= Problem =
Exact copies of all records below are needed.

= Given data =
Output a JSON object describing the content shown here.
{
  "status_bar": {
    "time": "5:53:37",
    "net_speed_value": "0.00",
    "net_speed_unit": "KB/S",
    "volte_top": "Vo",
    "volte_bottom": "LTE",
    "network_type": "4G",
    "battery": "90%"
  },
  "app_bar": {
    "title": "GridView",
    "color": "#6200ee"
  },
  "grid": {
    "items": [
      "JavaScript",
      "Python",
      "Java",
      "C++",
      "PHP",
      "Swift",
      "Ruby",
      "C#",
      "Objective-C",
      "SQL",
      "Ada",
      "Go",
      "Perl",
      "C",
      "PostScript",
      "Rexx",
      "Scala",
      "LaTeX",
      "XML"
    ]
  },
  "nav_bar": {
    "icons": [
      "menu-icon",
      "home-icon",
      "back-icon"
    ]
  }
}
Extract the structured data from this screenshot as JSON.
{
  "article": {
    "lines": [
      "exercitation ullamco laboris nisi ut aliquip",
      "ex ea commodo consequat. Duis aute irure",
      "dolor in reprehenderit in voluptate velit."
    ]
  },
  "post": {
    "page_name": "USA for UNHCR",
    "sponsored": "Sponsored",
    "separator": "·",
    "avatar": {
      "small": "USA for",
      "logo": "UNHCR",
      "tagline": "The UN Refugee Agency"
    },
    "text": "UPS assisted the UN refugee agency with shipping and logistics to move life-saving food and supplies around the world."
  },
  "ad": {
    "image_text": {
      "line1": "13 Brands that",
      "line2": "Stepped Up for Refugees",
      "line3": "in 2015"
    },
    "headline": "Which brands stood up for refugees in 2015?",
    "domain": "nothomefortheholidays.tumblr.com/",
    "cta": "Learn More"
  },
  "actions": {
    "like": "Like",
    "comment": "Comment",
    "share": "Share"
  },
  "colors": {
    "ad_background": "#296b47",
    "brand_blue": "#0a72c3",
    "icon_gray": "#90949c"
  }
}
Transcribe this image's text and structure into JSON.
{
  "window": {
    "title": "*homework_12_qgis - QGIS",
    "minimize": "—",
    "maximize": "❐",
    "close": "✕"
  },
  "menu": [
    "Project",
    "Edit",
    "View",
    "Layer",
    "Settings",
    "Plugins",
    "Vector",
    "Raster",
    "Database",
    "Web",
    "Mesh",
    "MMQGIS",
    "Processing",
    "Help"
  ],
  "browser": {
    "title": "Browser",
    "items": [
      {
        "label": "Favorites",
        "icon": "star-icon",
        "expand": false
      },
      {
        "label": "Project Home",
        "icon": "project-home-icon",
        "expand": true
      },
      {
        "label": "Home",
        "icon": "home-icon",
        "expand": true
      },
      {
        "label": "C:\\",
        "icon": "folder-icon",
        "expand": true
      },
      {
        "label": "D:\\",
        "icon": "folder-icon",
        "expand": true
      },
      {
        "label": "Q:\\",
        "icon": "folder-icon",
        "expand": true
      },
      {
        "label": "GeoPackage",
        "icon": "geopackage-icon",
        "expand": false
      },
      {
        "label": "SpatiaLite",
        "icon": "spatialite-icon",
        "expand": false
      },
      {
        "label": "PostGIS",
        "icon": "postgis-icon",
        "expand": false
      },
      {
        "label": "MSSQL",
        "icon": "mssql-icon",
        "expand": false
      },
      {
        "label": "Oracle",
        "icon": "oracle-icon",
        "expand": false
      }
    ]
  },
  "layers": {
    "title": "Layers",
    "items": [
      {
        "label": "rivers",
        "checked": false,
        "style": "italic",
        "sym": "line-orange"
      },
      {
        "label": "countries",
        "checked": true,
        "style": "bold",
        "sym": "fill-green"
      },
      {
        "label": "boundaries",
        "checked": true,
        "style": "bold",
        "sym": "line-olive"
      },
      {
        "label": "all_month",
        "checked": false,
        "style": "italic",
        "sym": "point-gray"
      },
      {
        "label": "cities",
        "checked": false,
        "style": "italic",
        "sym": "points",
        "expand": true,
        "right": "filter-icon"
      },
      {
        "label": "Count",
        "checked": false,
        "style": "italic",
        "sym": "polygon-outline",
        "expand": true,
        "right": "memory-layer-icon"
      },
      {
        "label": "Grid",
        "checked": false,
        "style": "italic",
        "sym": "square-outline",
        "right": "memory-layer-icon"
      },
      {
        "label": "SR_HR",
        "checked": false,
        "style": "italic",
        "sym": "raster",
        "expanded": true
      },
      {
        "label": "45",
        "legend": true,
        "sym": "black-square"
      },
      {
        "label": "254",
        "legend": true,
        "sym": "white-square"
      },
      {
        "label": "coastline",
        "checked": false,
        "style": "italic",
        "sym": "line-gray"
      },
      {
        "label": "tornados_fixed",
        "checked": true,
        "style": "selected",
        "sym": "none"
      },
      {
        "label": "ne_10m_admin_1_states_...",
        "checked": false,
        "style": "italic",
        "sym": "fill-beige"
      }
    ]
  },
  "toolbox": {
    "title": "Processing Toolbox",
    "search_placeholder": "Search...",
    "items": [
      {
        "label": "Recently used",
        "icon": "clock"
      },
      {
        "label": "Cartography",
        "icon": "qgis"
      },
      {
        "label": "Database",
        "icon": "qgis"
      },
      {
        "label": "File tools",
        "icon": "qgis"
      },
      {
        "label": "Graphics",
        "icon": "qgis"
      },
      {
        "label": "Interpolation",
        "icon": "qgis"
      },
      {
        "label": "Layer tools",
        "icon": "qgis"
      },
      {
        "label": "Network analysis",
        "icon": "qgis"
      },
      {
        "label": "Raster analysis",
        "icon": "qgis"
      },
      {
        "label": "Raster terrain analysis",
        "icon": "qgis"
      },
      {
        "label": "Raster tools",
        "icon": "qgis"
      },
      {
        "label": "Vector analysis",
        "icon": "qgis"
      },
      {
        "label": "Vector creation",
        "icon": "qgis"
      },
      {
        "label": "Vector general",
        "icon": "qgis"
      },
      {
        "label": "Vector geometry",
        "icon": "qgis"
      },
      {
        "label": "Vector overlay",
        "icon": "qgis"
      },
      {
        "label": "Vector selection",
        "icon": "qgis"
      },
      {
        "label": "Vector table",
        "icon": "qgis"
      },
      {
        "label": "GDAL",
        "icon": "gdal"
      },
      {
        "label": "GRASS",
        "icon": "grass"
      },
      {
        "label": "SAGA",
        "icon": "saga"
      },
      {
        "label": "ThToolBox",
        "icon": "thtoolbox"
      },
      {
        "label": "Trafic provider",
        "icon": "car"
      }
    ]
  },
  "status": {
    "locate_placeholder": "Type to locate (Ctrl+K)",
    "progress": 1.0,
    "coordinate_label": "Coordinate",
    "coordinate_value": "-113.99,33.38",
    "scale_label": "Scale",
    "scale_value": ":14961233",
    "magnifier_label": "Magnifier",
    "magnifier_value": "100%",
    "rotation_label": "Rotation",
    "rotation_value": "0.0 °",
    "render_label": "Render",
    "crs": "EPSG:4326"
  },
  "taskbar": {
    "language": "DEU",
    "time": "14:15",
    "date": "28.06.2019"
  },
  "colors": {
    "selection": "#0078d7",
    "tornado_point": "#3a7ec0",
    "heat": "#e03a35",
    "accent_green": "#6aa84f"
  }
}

= Task result =
Output a JSON object describing the content shown here.
{
  "status_bar": {
    "time": "5:53:37",
    "net_speed_value": "0.00",
    "net_speed_unit": "KB/S",
    "volte_top": "Vo",
    "volte_bottom": "LTE",
    "network_type": "4G",
    "battery": "90%"
  },
  "app_bar": {
    "title": "GridView",
    "color": "#6200ee"
  },
  "grid": {
    "items": [
      "JavaScript",
      "Python",
      "Java",
      "C++",
      "PHP",
      "Swift",
      "Ruby",
      "C#",
      "Objective-C",
      "SQL",
      "Ada",
      "Go",
      "Perl",
      "C",
      "PostScript",
      "Rexx",
      "Scala",
      "LaTeX",
      "XML"
    ]
  },
  "nav_bar": {
    "icons": [
      "menu-icon",
      "home-icon",
      "back-icon"
    ]
  }
}
Extract the structured data from this screenshot as JSON.
{
  "article": {
    "lines": [
      "exercitation ullamco laboris nisi ut aliquip",
      "ex ea commodo consequat. Duis aute irure",
      "dolor in reprehenderit in voluptate velit."
    ]
  },
  "post": {
    "page_name": "USA for UNHCR",
    "sponsored": "Sponsored",
    "separator": "·",
    "avatar": {
      "small": "USA for",
      "logo": "UNHCR",
      "tagline": "The UN Refugee Agency"
    },
    "text": "UPS assisted the UN refugee agency with shipping and logistics to move life-saving food and supplies around the world."
  },
  "ad": {
    "image_text": {
      "line1": "13 Brands that",
      "line2": "Stepped Up for Refugees",
      "line3": "in 2015"
    },
    "headline": "Which brands stood up for refugees in 2015?",
    "domain": "nothomefortheholidays.tumblr.com/",
    "cta": "Learn More"
  },
  "actions": {
    "like": "Like",
    "comment": "Comment",
    "share": "Share"
  },
  "colors": {
    "ad_background": "#296b47",
    "brand_blue": "#0a72c3",
    "icon_gray": "#90949c"
  }
}
Transcribe this image's text and structure into JSON.
{
  "window": {
    "title": "*homework_12_qgis - QGIS",
    "minimize": "—",
    "maximize": "❐",
    "close": "✕"
  },
  "menu": [
    "Project",
    "Edit",
    "View",
    "Layer",
    "Settings",
    "Plugins",
    "Vector",
    "Raster",
    "Database",
    "Web",
    "Mesh",
    "MMQGIS",
    "Processing",
    "Help"
  ],
  "browser": {
    "title": "Browser",
    "items": [
      {
        "label": "Favorites",
        "icon": "star-icon",
        "expand": false
      },
      {
        "label": "Project Home",
        "icon": "project-home-icon",
        "expand": true
      },
      {
        "label": "Home",
        "icon": "home-icon",
        "expand": true
      },
      {
        "label": "C:\\",
        "icon": "folder-icon",
        "expand": true
      },
      {
        "label": "D:\\",
        "icon": "folder-icon",
        "expand": true
      },
      {
        "label": "Q:\\",
        "icon": "folder-icon",
        "expand": true
      },
      {
        "label": "GeoPackage",
        "icon": "geopackage-icon",
        "expand": false
      },
      {
        "label": "SpatiaLite",
        "icon": "spatialite-icon",
        "expand": false
      },
      {
        "label": "PostGIS",
        "icon": "postgis-icon",
        "expand": false
      },
      {
        "label": "MSSQL",
        "icon": "mssql-icon",
        "expand": false
      },
      {
        "label": "Oracle",
        "icon": "oracle-icon",
        "expand": false
      }
    ]
  },
  "layers": {
    "title": "Layers",
    "items": [
      {
        "label": "rivers",
        "checked": false,
        "style": "italic",
        "sym": "line-orange"
      },
      {
        "label": "countries",
        "checked": true,
        "style": "bold",
        "sym": "fill-green"
      },
      {
        "label": "boundaries",
        "checked": true,
        "style": "bold",
        "sym": "line-olive"
      },
      {
        "label": "all_month",
        "checked": false,
        "style": "italic",
        "sym": "point-gray"
      },
      {
        "label": "cities",
        "checked": false,
        "style": "italic",
        "sym": "points",
        "expand": true,
        "right": "filter-icon"
      },
      {
        "label": "Count",
        "checked": false,
        "style": "italic",
        "sym": "polygon-outline",
        "expand": true,
        "right": "memory-layer-icon"
      },
      {
        "label": "Grid",
        "checked": false,
        "style": "italic",
        "sym": "square-outline",
        "right": "memory-layer-icon"
      },
      {
        "label": "SR_HR",
        "checked": false,
        "style": "italic",
        "sym": "raster",
        "expanded": true
      },
      {
        "label": "45",
        "legend": true,
        "sym": "black-square"
      },
      {
        "label": "254",
        "legend": true,
        "sym": "white-square"
      },
      {
        "label": "coastline",
        "checked": false,
        "style": "italic",
        "sym": "line-gray"
      },
      {
        "label": "tornados_fixed",
        "checked": true,
        "style": "selected",
        "sym": "none"
      },
      {
        "label": "ne_10m_admin_1_states_...",
        "checked": false,
        "style": "italic",
        "sym": "fill-beige"
      }
    ]
  },
  "toolbox": {
    "title": "Processing Toolbox",
    "search_placeholder": "Search...",
    "items": [
      {
        "label": "Recently used",
        "icon": "clock"
      },
      {
        "label": "Cartography",
        "icon": "qgis"
      },
      {
        "label": "Database",
        "icon": "qgis"
      },
      {
        "label": "File tools",
        "icon": "qgis"
      },
      {
        "label": "Graphics",
        "icon": "qgis"
      },
      {
        "label": "Interpolation",
        "icon": "qgis"
      },
      {
        "label": "Layer tools",
        "icon": "qgis"
      },
      {
        "label": "Network analysis",
        "icon": "qgis"
      },
      {
        "label": "Raster analysis",
        "icon": "qgis"
      },
      {
        "label": "Raster terrain analysis",
        "icon": "qgis"
      },
      {
        "label": "Raster tools",
        "icon": "qgis"
      },
      {
        "label": "Vector analysis",
        "icon": "qgis"
      },
      {
        "label": "Vector creation",
        "icon": "qgis"
      },
      {
        "label": "Vector general",
        "icon": "qgis"
      },
      {
        "label": "Vector geometry",
        "icon": "qgis"
      },
      {
        "label": "Vector overlay",
        "icon": "qgis"
      },
      {
        "label": "Vector selection",
        "icon": "qgis"
      },
      {
        "label": "Vector table",
        "icon": "qgis"
      },
      {
        "label": "GDAL",
        "icon": "gdal"
      },
      {
        "label": "GRASS",
        "icon": "grass"
      },
      {
        "label": "SAGA",
        "icon": "saga"
      },
      {
        "label": "ThToolBox",
        "icon": "thtoolbox"
      },
      {
        "label": "Trafic provider",
        "icon": "car"
      }
    ]
  },
  "status": {
    "locate_placeholder": "Type to locate (Ctrl+K)",
    "progress": 1.0,
    "coordinate_label": "Coordinate",
    "coordinate_value": "-113.99,33.38",
    "scale_label": "Scale",
    "scale_value": ":14961233",
    "magnifier_label": "Magnifier",
    "magnifier_value": "100%",
    "rotation_label": "Rotation",
    "rotation_value": "0.0 °",
    "render_label": "Render",
    "crs": "EPSG:4326"
  },
  "taskbar": {
    "language": "DEU",
    "time": "14:15",
    "date": "28.06.2019"
  },
  "colors": {
    "selection": "#0078d7",
    "tornado_point": "#3a7ec0",
    "heat": "#e03a35",
    "accent_green": "#6aa84f"
  }
}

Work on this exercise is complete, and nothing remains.